More than 7,000 rapes were reported in Sweden last year, a 10% increase on 2016. Rape is punishable by up to 6 years in prison, with a maximum penalty of 10 years if the victim is a minor.
A new law redefining sexual relations without consent as rape comes into effect in Sweden on Sunday, after the country was rocked by the #MeToo movement denouncing sexual harassment and assault.
Backed by the ruling Social Democrat-Green coalition, the law stipulates that a person has committed rape if they have been part of a sexual act in which the other person has not participated "freely." It is further detailed that consent has to be expressed with "clear words or actions."
Rape had previously been defined as a sexual act carried out with the use of violence or threat.
Now for someone to face rape charges, "it is no longer necessary that violence or threats were applied or that the aggressor took advantage of the victim's particularly vulnerable situation," according to the government.
Courts will need to pay special attention to whether consent was expressed with words, gestures or in any other manner, and judges will have to rule on the issue, according to the law passed in May.
Judge Anna Hannell, who helped create the law, said there was "absolutely no requirement to formally say 'Yes', to hit a button in an app or anything else of the same type. Simply participating physically is a sign of consent," she told Swedish news agency TT.
"#MeToo showed, with force, that a lot still needs to be done to fight sexual harassment and sexual violence at work and in the rest of society," Gender Equality Minister Lena Hallengren said in a statement Sunday. She added that the government will allocate US$13.5 million to combat sexual abuse.
The #MeToo campaign, which began with the series of sexual misconduct allegations against Hollywood mogul Harvey Weinstein, has shaken up nearly every sector in Sweden.
More than 10,000 women in Sweden — including actresses, journalists, lawyers, musicians, doctors and construction workers — have spoken up and campaigned against harassment.
"#MeToo is changing behaviors and people now understand the extent to which sexual violence is widespread," Ida Ostensson of the Make Equal foundation, a key campaigner for the new law, said. "We finally have legislation that protects physical and sexual integrity."
Before the #MeToo campaign, women's rights groups in Sweden had already been fighting for an update to the definition of rape that would, not just be based on violence, but also the lack of consent, so victims could file their complaints more easily.
In May, the Swedish Academy announced there would be no Nobel Literature Prize, this year, following a major sexual assault scandal.
The announcement came after Swedish newspaper Dagens Nyheter, in November, published the testimonies of some 18 women claiming to have been raped, sexually assaulted or harassed by Jean-Claude Arnault, an influential cultural figure with long-standing ties to the Academy, who has since been charged with two counts of rape.

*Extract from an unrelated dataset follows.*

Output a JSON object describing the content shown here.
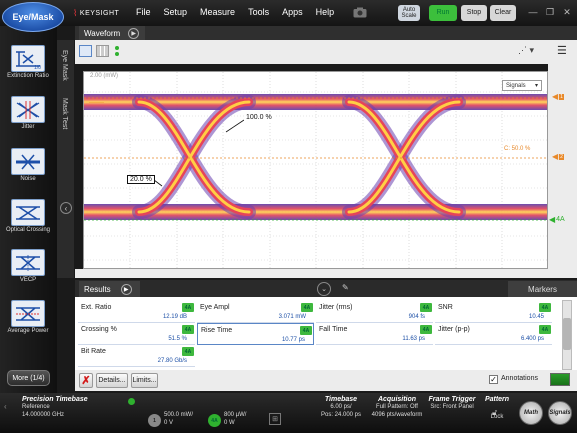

The scandal caused deep discord among the institution's 18 members, prompting six to resign.
"It's important that society clearly states what is OK and what isn't," Erik Moberg, a Swede in his thirties, told AFP. "It makes you think about your own behavior and that of others."